**Your goal**
For every line in the records below that contains the word "data", add one to a count, and report only that count.

Source material Block Start

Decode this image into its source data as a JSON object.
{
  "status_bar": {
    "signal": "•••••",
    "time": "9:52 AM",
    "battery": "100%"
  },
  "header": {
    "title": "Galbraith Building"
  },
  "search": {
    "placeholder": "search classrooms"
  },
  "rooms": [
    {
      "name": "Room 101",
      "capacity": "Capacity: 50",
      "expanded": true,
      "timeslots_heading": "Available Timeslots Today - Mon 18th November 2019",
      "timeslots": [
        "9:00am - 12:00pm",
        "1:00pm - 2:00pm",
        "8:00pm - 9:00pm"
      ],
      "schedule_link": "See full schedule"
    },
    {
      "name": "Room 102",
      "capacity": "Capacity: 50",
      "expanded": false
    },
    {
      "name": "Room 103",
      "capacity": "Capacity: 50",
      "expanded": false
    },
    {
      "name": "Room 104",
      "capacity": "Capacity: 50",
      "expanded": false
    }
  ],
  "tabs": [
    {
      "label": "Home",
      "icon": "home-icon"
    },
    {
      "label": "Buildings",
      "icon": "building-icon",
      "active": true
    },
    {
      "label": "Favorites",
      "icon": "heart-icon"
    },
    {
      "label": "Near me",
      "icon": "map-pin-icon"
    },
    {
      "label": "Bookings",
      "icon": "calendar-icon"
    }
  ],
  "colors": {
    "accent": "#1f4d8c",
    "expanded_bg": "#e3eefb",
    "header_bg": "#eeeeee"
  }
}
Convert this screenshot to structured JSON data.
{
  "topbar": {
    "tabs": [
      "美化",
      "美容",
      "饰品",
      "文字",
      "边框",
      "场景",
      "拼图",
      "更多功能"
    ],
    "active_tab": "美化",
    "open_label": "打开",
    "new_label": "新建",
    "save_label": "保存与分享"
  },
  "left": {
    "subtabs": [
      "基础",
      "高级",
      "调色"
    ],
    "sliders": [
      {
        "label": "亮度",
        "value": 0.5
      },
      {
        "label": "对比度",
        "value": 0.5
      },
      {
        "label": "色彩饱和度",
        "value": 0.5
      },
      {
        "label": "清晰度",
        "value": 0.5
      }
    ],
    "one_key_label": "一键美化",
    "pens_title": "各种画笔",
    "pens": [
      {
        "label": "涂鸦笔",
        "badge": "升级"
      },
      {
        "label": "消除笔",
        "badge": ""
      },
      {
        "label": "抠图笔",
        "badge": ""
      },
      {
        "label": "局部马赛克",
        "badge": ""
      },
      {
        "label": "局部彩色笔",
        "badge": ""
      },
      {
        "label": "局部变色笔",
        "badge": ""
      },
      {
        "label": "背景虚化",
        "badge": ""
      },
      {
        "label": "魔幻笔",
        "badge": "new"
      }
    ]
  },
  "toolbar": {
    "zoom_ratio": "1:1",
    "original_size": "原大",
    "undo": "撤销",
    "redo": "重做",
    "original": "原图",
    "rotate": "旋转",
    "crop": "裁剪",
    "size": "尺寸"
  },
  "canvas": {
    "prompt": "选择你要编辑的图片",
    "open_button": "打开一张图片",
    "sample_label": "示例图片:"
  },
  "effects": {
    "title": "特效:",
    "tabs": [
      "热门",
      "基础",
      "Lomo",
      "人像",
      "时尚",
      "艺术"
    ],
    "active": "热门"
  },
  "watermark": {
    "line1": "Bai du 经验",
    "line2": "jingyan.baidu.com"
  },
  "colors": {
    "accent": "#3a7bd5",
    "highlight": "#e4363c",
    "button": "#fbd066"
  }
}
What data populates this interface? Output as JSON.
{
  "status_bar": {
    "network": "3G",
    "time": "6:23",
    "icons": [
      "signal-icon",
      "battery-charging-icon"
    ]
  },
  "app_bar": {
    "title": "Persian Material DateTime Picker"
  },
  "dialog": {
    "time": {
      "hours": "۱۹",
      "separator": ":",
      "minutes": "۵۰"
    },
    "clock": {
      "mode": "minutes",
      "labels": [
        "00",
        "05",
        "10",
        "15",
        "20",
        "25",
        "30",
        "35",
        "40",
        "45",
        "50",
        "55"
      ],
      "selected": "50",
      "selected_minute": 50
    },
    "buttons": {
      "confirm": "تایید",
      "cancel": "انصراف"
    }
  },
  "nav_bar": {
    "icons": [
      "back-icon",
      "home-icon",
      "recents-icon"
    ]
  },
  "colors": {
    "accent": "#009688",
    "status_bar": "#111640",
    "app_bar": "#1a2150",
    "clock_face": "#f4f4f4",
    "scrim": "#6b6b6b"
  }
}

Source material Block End

**Task output**
3